The lead tank rumbled to where we were fighting. Captain Burriss and others ran to it.“You guys are the most beautiful sight I’ve seen in years!” Captain Burriss shouted to Sergeant Peter Robinson of the Irish Guards Armoured Division.

We had captured the bridge, but we were low on ammunition. Lieutenant Blankenship yelled at me to see if any of the wounded men waiting for evacuation had bandoliers or clips.

That was gruesome. I salvaged clips and bandoliers and even individual rounds from friends who had terrible wounds. I saw American and German corpses that looked as if some great beast had grabbed them with its teeth and talons. I hung clips on my harness to replace what the Germans by the blockhouse had shot away, and handed around the rest.

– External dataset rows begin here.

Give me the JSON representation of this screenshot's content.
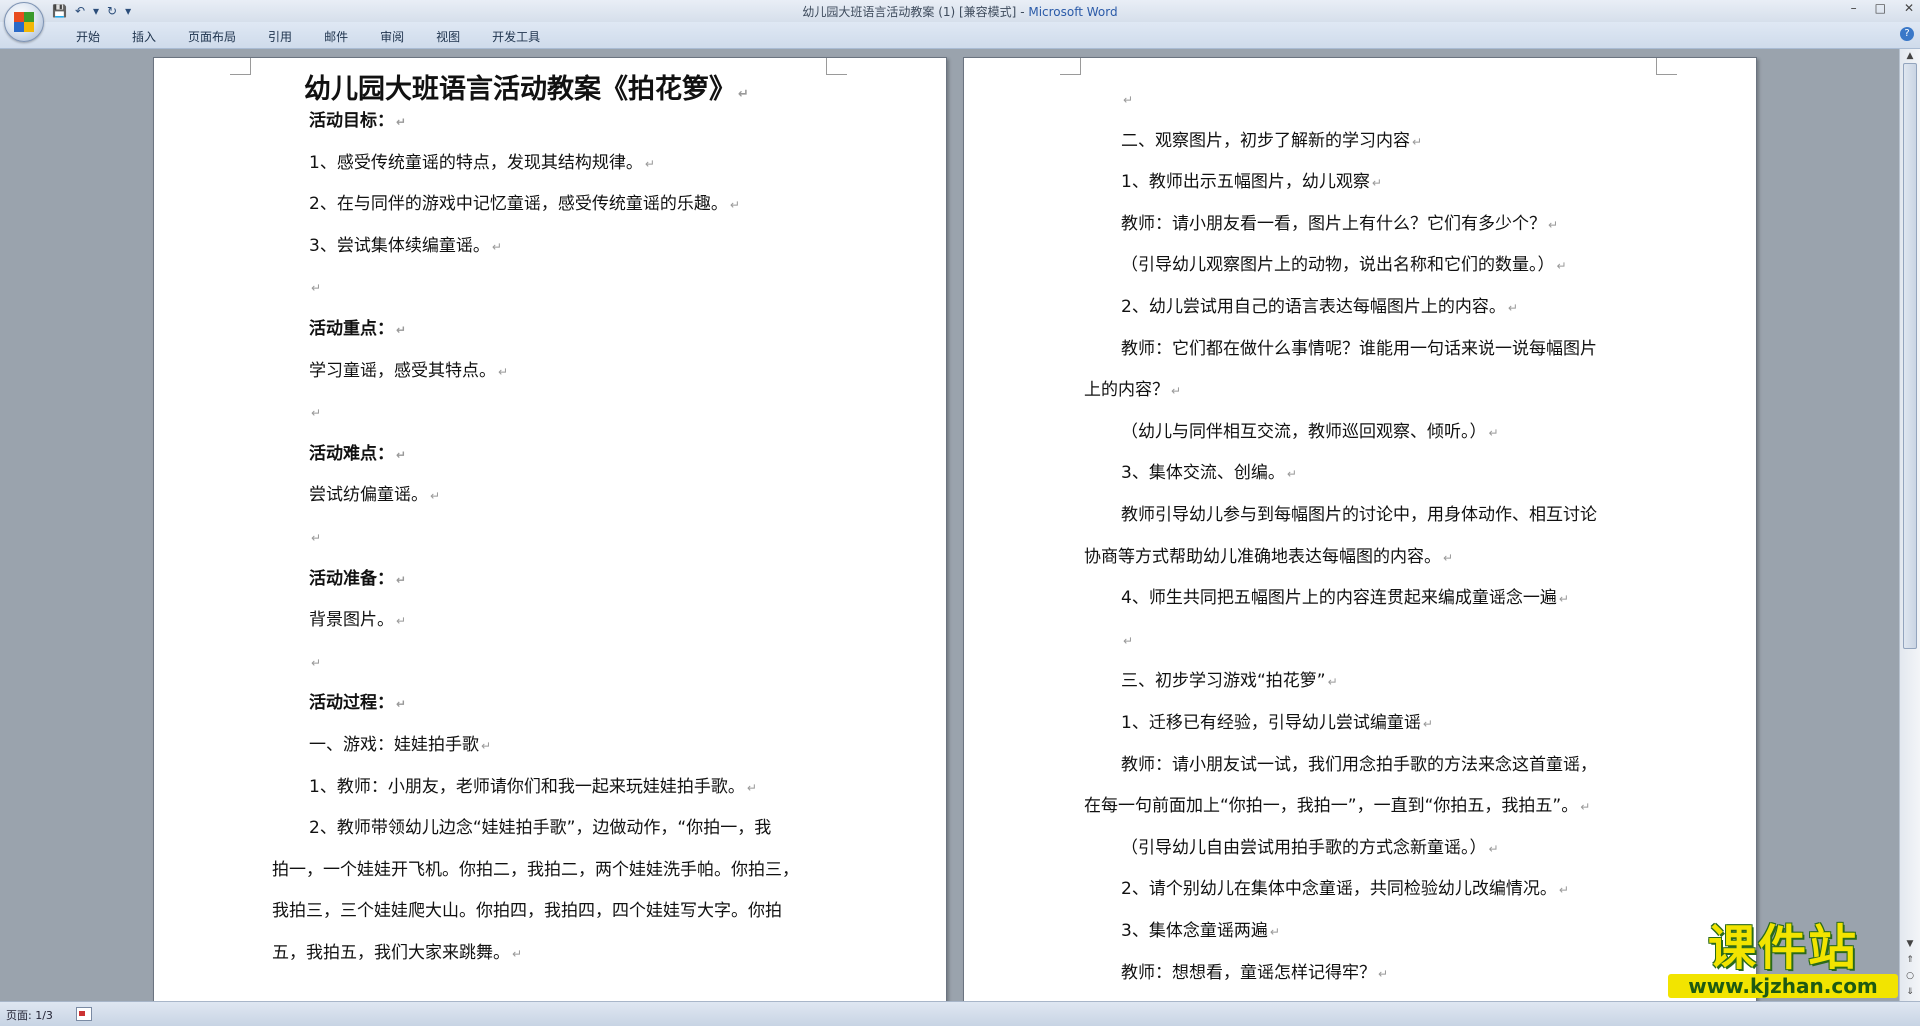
{
  "window": {
    "title": "幼儿园大班语言活动教案 (1) [兼容模式]",
    "title_separator": " - ",
    "app_name": "Microsoft Word",
    "qat": {
      "save_icon": "💾",
      "undo_icon": "↶",
      "undo_drop": "▾",
      "redo_icon": "↻",
      "customize_icon": "▾"
    },
    "controls": {
      "minimize": "–",
      "maximize": "□",
      "close": "✕"
    }
  },
  "ribbon": {
    "tabs": [
      {
        "label": "开始"
      },
      {
        "label": "插入"
      },
      {
        "label": "页面布局"
      },
      {
        "label": "引用"
      },
      {
        "label": "邮件"
      },
      {
        "label": "审阅"
      },
      {
        "label": "视图"
      },
      {
        "label": "开发工具"
      }
    ],
    "help_icon": "?"
  },
  "document": {
    "paragraph_mark": "↵",
    "left_page": {
      "title": "幼儿园大班语言活动教案《拍花箩》",
      "lines": [
        {
          "text": "活动目标：",
          "bold": true
        },
        {
          "text": "1、感受传统童谣的特点，发现其结构规律。"
        },
        {
          "text": "2、在与同伴的游戏中记忆童谣，感受传统童谣的乐趣。"
        },
        {
          "text": "3、尝试集体续编童谣。"
        },
        {
          "text": ""
        },
        {
          "text": "活动重点：",
          "bold": true
        },
        {
          "text": "学习童谣，感受其特点。"
        },
        {
          "text": ""
        },
        {
          "text": "活动难点：",
          "bold": true
        },
        {
          "text": "尝试纺偏童谣。"
        },
        {
          "text": ""
        },
        {
          "text": "活动准备：",
          "bold": true
        },
        {
          "text": "背景图片。"
        },
        {
          "text": ""
        },
        {
          "text": "活动过程：",
          "bold": true
        },
        {
          "text": "一、游戏：娃娃拍手歌"
        },
        {
          "text": "1、教师：小朋友，老师请你们和我一起来玩娃娃拍手歌。"
        },
        {
          "text": "2、教师带领幼儿边念“娃娃拍手歌”，边做动作，“你拍一，我",
          "nomark": true
        },
        {
          "text": "拍一，一个娃娃开飞机。你拍二，我拍二，两个娃娃洗手帕。你拍三，",
          "nomark": true,
          "wrap": true
        },
        {
          "text": "我拍三，三个娃娃爬大山。你拍四，我拍四，四个娃娃写大字。你拍",
          "nomark": true,
          "wrap": true
        },
        {
          "text": "五，我拍五，我们大家来跳舞。",
          "wrap": true
        }
      ]
    },
    "right_page": {
      "lines": [
        {
          "text": ""
        },
        {
          "text": "二、观察图片，初步了解新的学习内容"
        },
        {
          "text": "1、教师出示五幅图片，幼儿观察"
        },
        {
          "text": "教师：请小朋友看一看，图片上有什么？它们有多少个？"
        },
        {
          "text": "（引导幼儿观察图片上的动物，说出名称和它们的数量。）"
        },
        {
          "text": "2、幼儿尝试用自己的语言表达每幅图片上的内容。"
        },
        {
          "text": "教师：它们都在做什么事情呢？谁能用一句话来说一说每幅图片",
          "nomark": true
        },
        {
          "text": "上的内容？",
          "wrap": true
        },
        {
          "text": "（幼儿与同伴相互交流，教师巡回观察、倾听。）"
        },
        {
          "text": "3、集体交流、创编。"
        },
        {
          "text": "教师引导幼儿参与到每幅图片的讨论中，用身体动作、相互讨论",
          "nomark": true
        },
        {
          "text": "协商等方式帮助幼儿准确地表达每幅图的内容。",
          "wrap": true
        },
        {
          "text": "4、师生共同把五幅图片上的内容连贯起来编成童谣念一遍"
        },
        {
          "text": ""
        },
        {
          "text": "三、初步学习游戏“拍花箩”"
        },
        {
          "text": "1、迁移已有经验，引导幼儿尝试编童谣"
        },
        {
          "text": "教师：请小朋友试一试，我们用念拍手歌的方法来念这首童谣，",
          "nomark": true
        },
        {
          "text": "在每一句前面加上“你拍一，我拍一”，一直到“你拍五，我拍五”。",
          "wrap": true
        },
        {
          "text": "（引导幼儿自由尝试用拍手歌的方式念新童谣。）"
        },
        {
          "text": "2、请个别幼儿在集体中念童谣，共同检验幼儿改编情况。"
        },
        {
          "text": "3、集体念童谣两遍"
        },
        {
          "text": "教师：想想看，童谣怎样记得牢？"
        }
      ]
    }
  },
  "scrollbar": {
    "up_icon": "▲",
    "down_icon": "▼",
    "prev_icon": "⇑",
    "next_icon": "⇓",
    "browse_icon": "○"
  },
  "status": {
    "page": "页面: 1/3"
  },
  "watermark": {
    "main": "课件站",
    "sub": "www.kjzhan.com"
  },
  "colors": {
    "office_logo": [
      "#e84c1e",
      "#3a9a2c",
      "#2a6ac8",
      "#f2b705"
    ]
  }
}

To guard against a counterattack, Captain Burriss deployed us at the north end of the bridge and among the adjacent houses. I started digging a foxhole. The platoon sergeant came by to check on us. I did not have watch that night, and was very happy about that. I finished digging my foxhole around 10, ate a K ration supper, and curled up to sleep.

Market Garden ended badly, and the war went on. Francis Keefe spent 20 months in hospitals in Belgium, England, and stateside. The doctors who saved his hand said my bandaging helped him avoid amputation. I fought at Bastogne and through Germany, and eventually was wounded, too. And some rat at a hospital did wind up stealing Francis Keefe’s Colt .45—except the rat stole it from me.

After the war I returned to New York and became a tugboat captain; later I worked as a tug and barge dispatcher out of Rockefeller Center. Francis got a job driving trucks for the City of New York. We grew to be close friends. He retired to Jupiter, Florida. I live in Port Jervis, New York. Francis—who in 2009 fractured his 85-year-old shoulder making a parachute jump at Grave with Captain Burriss, 89, to mark the 65th anniversary of our jump—tells anyone who will listen about how one afternoon in Nijmegen I stole his wallet.


Originally published in the December 2012 issue of World War II. To subscribe, click here.